== Input data

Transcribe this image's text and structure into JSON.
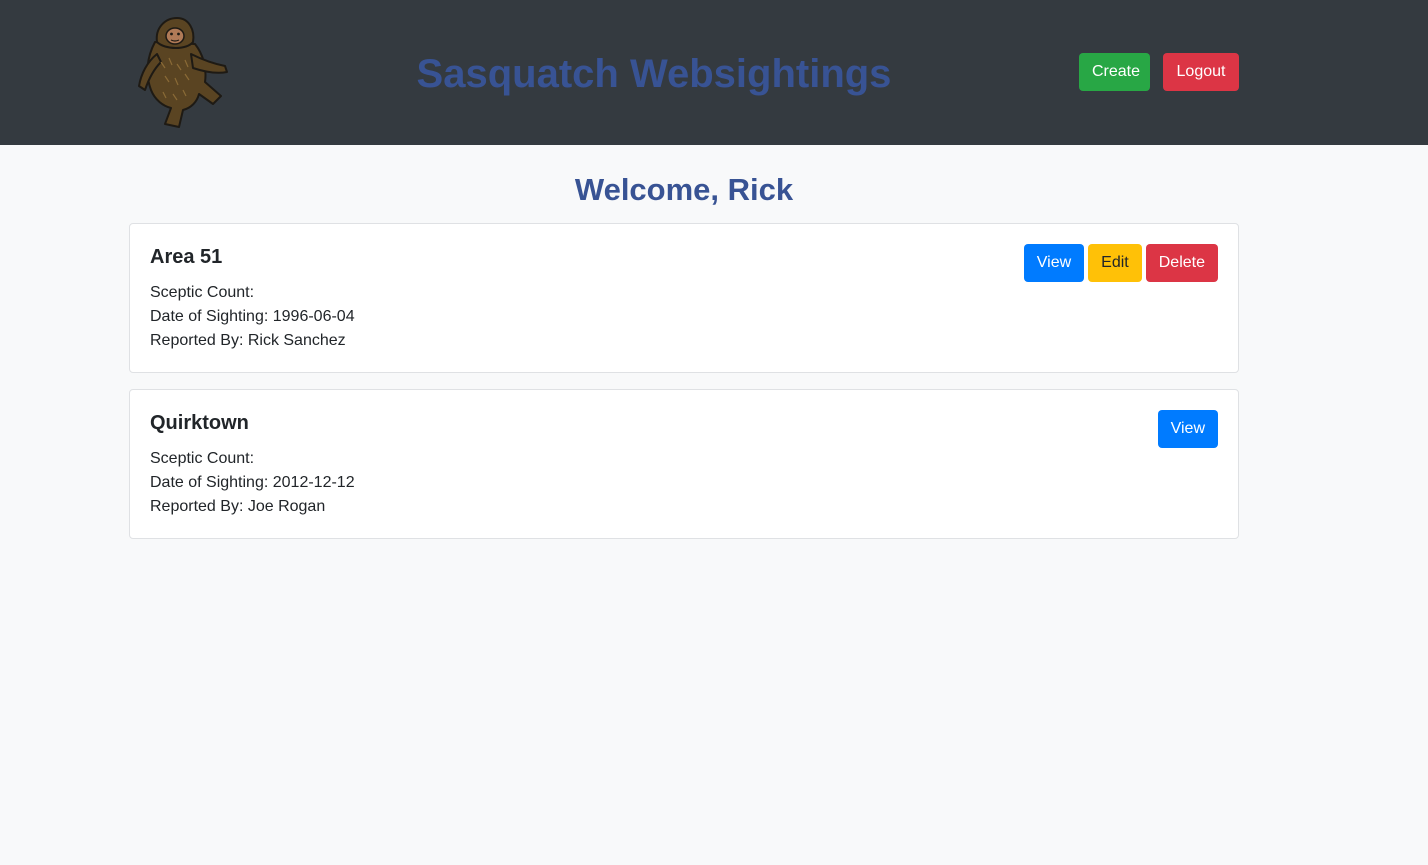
{
  "navbar": {
    "title": "Sasquatch Websightings",
    "create_label": "Create",
    "logout_label": "Logout"
  },
  "main": {
    "welcome": "Welcome, Rick"
  },
  "sightings": [
    {
      "location": "Area 51",
      "sceptic_label": "Sceptic Count:",
      "date_label": "Date of Sighting: 1996-06-04",
      "reporter_label": "Reported By: Rick Sanchez",
      "actions": {
        "view": "View",
        "edit": "Edit",
        "delete": "Delete"
      }
    },
    {
      "location": "Quirktown",
      "sceptic_label": "Sceptic Count:",
      "date_label": "Date of Sighting: 2012-12-12",
      "reporter_label": "Reported By: Joe Rogan",
      "actions": {
        "view": "View"
      }
    }
  ],
  "colors": {
    "navbar_bg": "#343a40",
    "title": "#385394",
    "success": "#28a745",
    "danger": "#dc3545",
    "primary": "#007bff",
    "warning": "#ffc107"
  },
  "icons": {
    "logo": "sasquatch-logo-icon"
  }
}
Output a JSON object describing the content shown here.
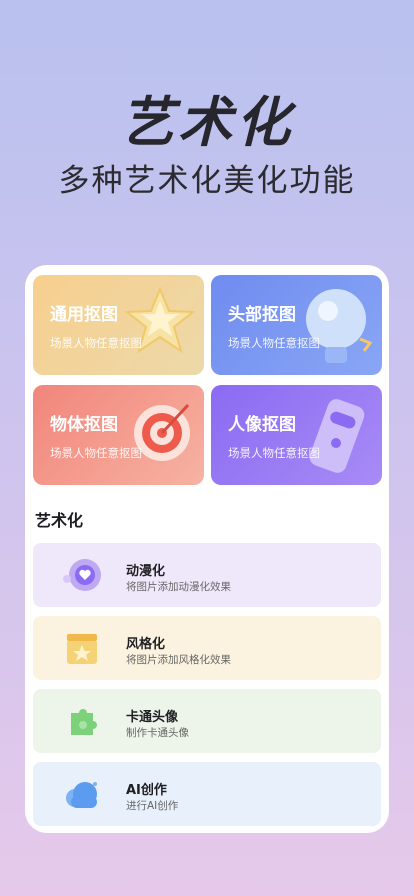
{
  "hero": {
    "title": "艺术化",
    "subtitle": "多种艺术化美化功能"
  },
  "cards": [
    {
      "title": "通用抠图",
      "subtitle": "场景人物任意抠图",
      "icon": "star-icon"
    },
    {
      "title": "头部抠图",
      "subtitle": "场景人物任意抠图",
      "icon": "bulb-icon"
    },
    {
      "title": "物体抠图",
      "subtitle": "场景人物任意抠图",
      "icon": "target-icon"
    },
    {
      "title": "人像抠图",
      "subtitle": "场景人物任意抠图",
      "icon": "phone-icon"
    }
  ],
  "section": {
    "title": "艺术化"
  },
  "list": [
    {
      "title": "动漫化",
      "subtitle": "将图片添加动漫化效果",
      "icon": "heart-icon"
    },
    {
      "title": "风格化",
      "subtitle": "将图片添加风格化效果",
      "icon": "clapper-icon"
    },
    {
      "title": "卡通头像",
      "subtitle": "制作卡通头像",
      "icon": "puzzle-icon"
    },
    {
      "title": "AI创作",
      "subtitle": "进行AI创作",
      "icon": "cloud-icon"
    }
  ]
}
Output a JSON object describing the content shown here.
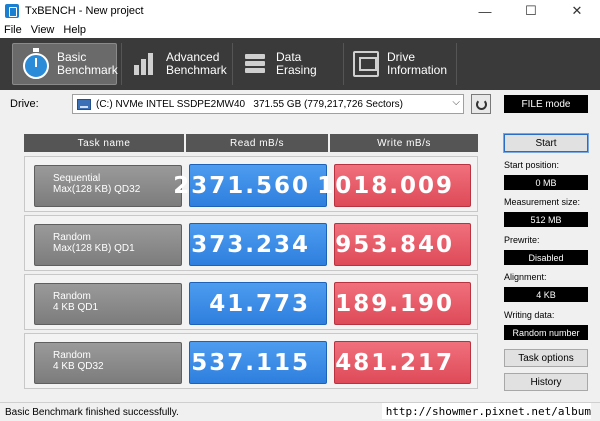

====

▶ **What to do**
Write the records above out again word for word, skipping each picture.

▶ **Exercise solution**
Transcribe this image's text and structure into JSON.
{
  "navbar": {
    "title": "Sasquatch Websightings",
    "create_label": "Create",
    "logout_label": "Logout"
  },
  "main": {
    "welcome": "Welcome, Rick"
  },
  "sightings": [
    {
      "location": "Area 51",
      "sceptic_label": "Sceptic Count:",
      "date_label": "Date of Sighting: 1996-06-04",
      "reporter_label": "Reported By: Rick Sanchez",
      "actions": {
        "view": "View",
        "edit": "Edit",
        "delete": "Delete"
      }
    },
    {
      "location": "Quirktown",
      "sceptic_label": "Sceptic Count:",
      "date_label": "Date of Sighting: 2012-12-12",
      "reporter_label": "Reported By: Joe Rogan",
      "actions": {
        "view": "View"
      }
    }
  ],
  "colors": {
    "navbar_bg": "#343a40",
    "title": "#385394",
    "success": "#28a745",
    "danger": "#dc3545",
    "primary": "#007bff",
    "warning": "#ffc107"
  },
  "icons": {
    "logo": "sasquatch-logo-icon"
  }
}
Output a JSON object describing the content shown here.
{
  "hero": {
    "title": "艺术化",
    "subtitle": "多种艺术化美化功能"
  },
  "cards": [
    {
      "title": "通用抠图",
      "subtitle": "场景人物任意抠图",
      "icon": "star-icon"
    },
    {
      "title": "头部抠图",
      "subtitle": "场景人物任意抠图",
      "icon": "bulb-icon"
    },
    {
      "title": "物体抠图",
      "subtitle": "场景人物任意抠图",
      "icon": "target-icon"
    },
    {
      "title": "人像抠图",
      "subtitle": "场景人物任意抠图",
      "icon": "phone-icon"
    }
  ],
  "section": {
    "title": "艺术化"
  },
  "list": [
    {
      "title": "动漫化",
      "subtitle": "将图片添加动漫化效果",
      "icon": "heart-icon"
    },
    {
      "title": "风格化",
      "subtitle": "将图片添加风格化效果",
      "icon": "clapper-icon"
    },
    {
      "title": "卡通头像",
      "subtitle": "制作卡通头像",
      "icon": "puzzle-icon"
    },
    {
      "title": "AI创作",
      "subtitle": "进行AI创作",
      "icon": "cloud-icon"
    }
  ]
}
Output a JSON object describing the content shown here.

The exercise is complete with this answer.